The Quad Cities of Moline and Rock Island, Illinois, and Davenport and Bettendorf, Iowa, offer bountiful golf. Nearby Silvis, Illinois, even hosts a PGA Tour Event, The John Deere Classic, at the spectacular TPC at Deere Run. But the area’s courses don’t just cater to the core golf demographic. There are also plenty of opportunities for novices, juniors, seniors, and the “golf-curious” to explore and experience beautiful facilities without investing hours of time or hundreds of dollars.
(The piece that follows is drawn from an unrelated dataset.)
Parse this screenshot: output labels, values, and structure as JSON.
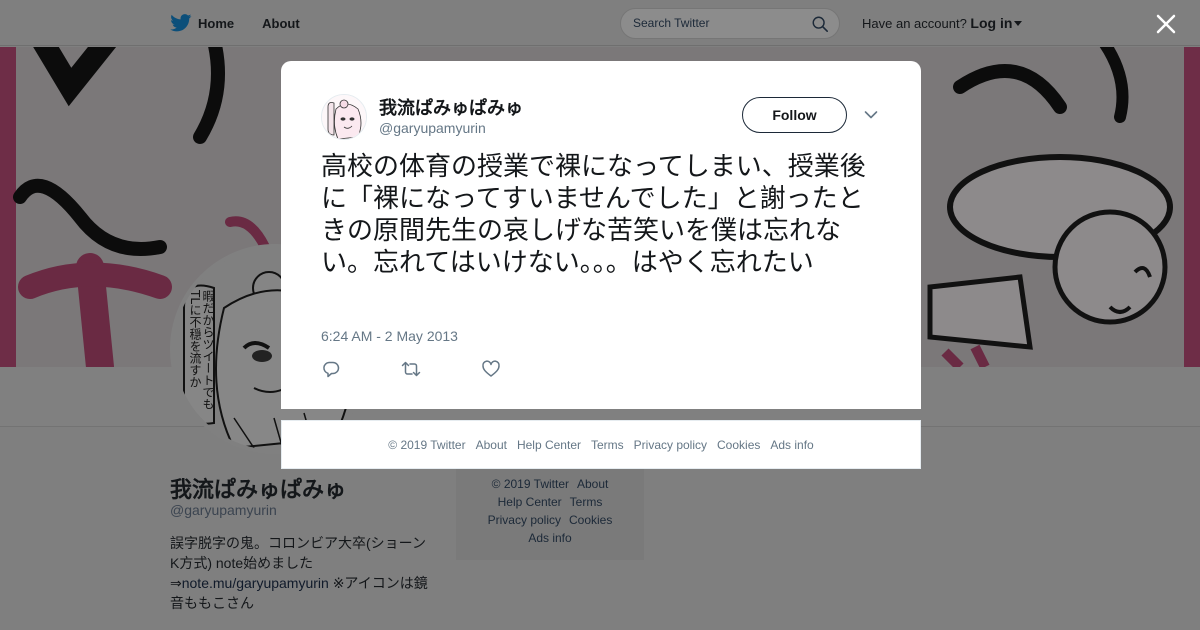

Most people don’t realize that St. Andrew’s Links in Scotland is a massive municipal facility. Similarly, the Quad Cities’ municipal courses epitomize the best of America’s daily fee, public-access, community-owned golf, carrying on the long history of accessible, affordable golf. Palmer Hills in Bettendorf is one of the best examples in the nation of a municipal facility that feels and looks like a country club. With the addition of The Forge, its new 18-hole putting course, Palmer Hills seeks to engage even a wider swath of the golf-curious public.
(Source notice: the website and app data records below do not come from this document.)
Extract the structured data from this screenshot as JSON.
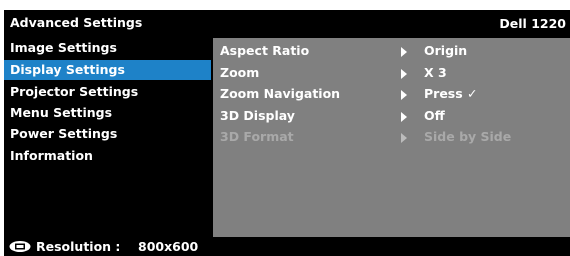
{
  "header": {
    "title": "Advanced Settings",
    "model": "Dell 1220"
  },
  "sidebar": {
    "items": [
      {
        "label": "Image Settings"
      },
      {
        "label": "Display Settings"
      },
      {
        "label": "Projector Settings"
      },
      {
        "label": "Menu Settings"
      },
      {
        "label": "Power Settings"
      },
      {
        "label": "Information"
      }
    ],
    "selected": "Display Settings"
  },
  "panel": {
    "rows": [
      {
        "label": "Aspect Ratio",
        "value": "Origin",
        "enabled": true
      },
      {
        "label": "Zoom",
        "value": "X 3",
        "enabled": true
      },
      {
        "label": "Zoom Navigation",
        "value": "Press ✓",
        "enabled": true
      },
      {
        "label": "3D Display",
        "value": "Off",
        "enabled": true
      },
      {
        "label": "3D Format",
        "value": "Side by Side",
        "enabled": false
      }
    ]
  },
  "footer": {
    "icon": "monitor-icon",
    "resolution_label": "Resolution :",
    "resolution_value": "800x600"
  },
  "colors": {
    "background": "#000000",
    "selection": "#1e82c8",
    "panel": "#808080",
    "text": "#ffffff",
    "disabled_text": "#a9a9a9"
  }
}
Palmer Hills Golf Course is a William J. Spear design that opened in 1974. The par-71 layout stretches to just over 6,500 yards from the back tees, and has served as the venue for multiple local and state championships. It’s the home course for local high school teams, as well as the training ground of one of last year’s Drive, Chip, and Putt competitors, who competed in the finals at Augusta National. About 14 years ago, the clubhouse was completely redone, and the Palmer Grill draws large crowds of non-golfers for its lunch and brunch specials. Conditions rival those of any course in the area, including private clubs. Nevertheless, green fees max out at just $46 (with cart) on weekends.
Head Greenkeeper, Brian Hickey, has a degree in turf management from Iowa State and has earned awards from national greenkeepers’ associations for his stellar work at Palmer Hills. Under his watch, the course has expanded the driving range and practice facilities as well as added The Forge.
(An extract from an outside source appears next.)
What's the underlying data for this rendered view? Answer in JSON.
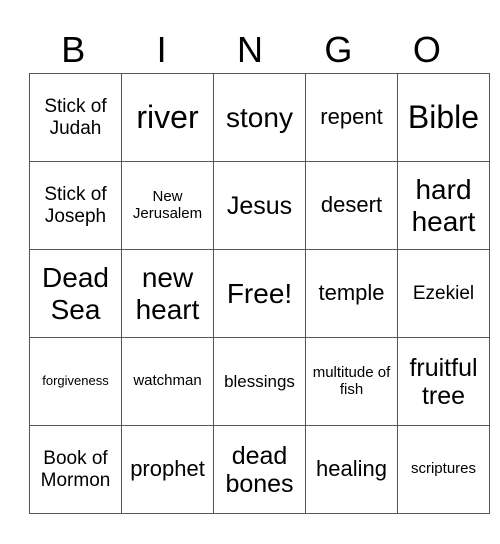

The Forge itself consists of 4 separate greens, the second of which measures 30,000 square yards. Each green contains at least a couple of the 18 holes, which are routed out and back. Tee stands and holes are placed daily in new positions to reduce wear, and tee markers are designed with extremely useful drink holders. (A putting course is ideally suited for pairing libations and competition, after all.) The pristine bentgrass greens run at the same speed as the main course, right around 11 on the Stimp meter.
There is no par on any hole – the scores just are whatever they are, harkening back again to the roots of golf when par didn’t exist. The flexible routings at The Forge bring to mind The Loop, the reversible Tom Doak course in Roscommon, Michigan, which plays in both directions, alternating from day to day. Tee boxes there are also just sort of positioned in the ground daily at various spots.
At just $8 for adults and $5 for kids, the tournament-quality putting course is competitively priced with and far more enjoyable than your standard “putt-putt” golf courses. There can be some severe breaks, but nothing is tricked up – players of The Forge will get a feel for what it’s like to putt on a REAL golf course, and might just catch the bug to get out and try the full-sized course. The lovely views from parts of The Forge onto the championship course are also quite enticing.
“Golf” means different things to different people. But golf should NOT mean exclusivity or inaccessibility to anyone. Municipal courses like Palmer Hills stand as exemplars of what golf can mean to everyone: accessible family fun in a beautiful, sustainable environment. The main course has instituted a new teeing system that allows for enormous flexibility in teeing forward, allowing for a more pleasant and competitive experience for seniors and beginners. And The Forge serves as a gateway for anyone—golfer or not—to experience this jewel of the Bettendorf Parks system.